    Video

    Video Apprenticeships Put Americans on Path Back to Work

    Trying to get more people into the U.S. workforce, the Obama administration last year announced $175 million in grants towards apprenticeship programs. VOA White House correspondent Aru Pande went inside one training center outside of Washington that has gained national recognition for helping put people on the path to employment.
    Video

    Video New Material May Reduce Concussion Effects

    As the 2016 National Football League season reaches its summit at the Super Bowl this coming Sunday (2/7), scientists are trying to learn how to more effectively protect football players from dangerous and damaging concussions. Researchers at Cardiff and Cambridge Universities say their origami-based material may solve the problem. VOA’s George Putic reports.
    Video

    Video Saudi Arabian Women's Sports Chip Away at Stereotypes

    Saudi Arabian female athletes say that sports are on the front line of busting traditions that quash women’s voices, both locally and internationally. In their hometown of Jeddah, a group of basketball players say that by connecting sports to health issues, they are encouraging women and girls to get out of their homes and participate in public life. VOA’s Heather Murdock reports.
    Video

    Video A Year Later, Fortunes Mixed for Syrians Forging New Lives in Berlin

    In April of last year, VOA followed the progress of six young Syrian refugees -- four brothers and their two friends -- as they made their way from Libya to Italy by boat, and eventually to Germany. Reporter Henry Ridgwell caught up with the refugees again in Berlin, as they struggle to forge new lives amid the turmoil of Europe's refugee crisis.
    Video

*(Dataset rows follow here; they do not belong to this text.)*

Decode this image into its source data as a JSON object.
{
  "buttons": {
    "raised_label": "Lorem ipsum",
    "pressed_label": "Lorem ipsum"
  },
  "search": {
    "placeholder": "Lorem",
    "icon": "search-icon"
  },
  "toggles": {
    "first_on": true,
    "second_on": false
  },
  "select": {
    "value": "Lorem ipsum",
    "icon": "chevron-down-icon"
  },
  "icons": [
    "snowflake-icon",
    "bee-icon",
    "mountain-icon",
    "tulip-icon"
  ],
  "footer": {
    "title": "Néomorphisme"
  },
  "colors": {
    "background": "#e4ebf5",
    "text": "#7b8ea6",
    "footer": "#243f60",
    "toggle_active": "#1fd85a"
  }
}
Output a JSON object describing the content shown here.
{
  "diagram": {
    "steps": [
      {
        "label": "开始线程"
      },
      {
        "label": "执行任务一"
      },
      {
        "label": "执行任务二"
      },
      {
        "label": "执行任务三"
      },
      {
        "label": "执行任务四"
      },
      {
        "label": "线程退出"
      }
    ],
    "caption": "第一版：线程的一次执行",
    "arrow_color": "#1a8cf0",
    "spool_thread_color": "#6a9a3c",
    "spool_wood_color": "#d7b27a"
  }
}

    Video Zika Virus May be Hard to Stop

    With the Zika virus spreading rapidly, the World Health Organization Monday declared Zika a global health emergency. As Alberto Pimienta reports, for many governments and experts, the worst is yet to come.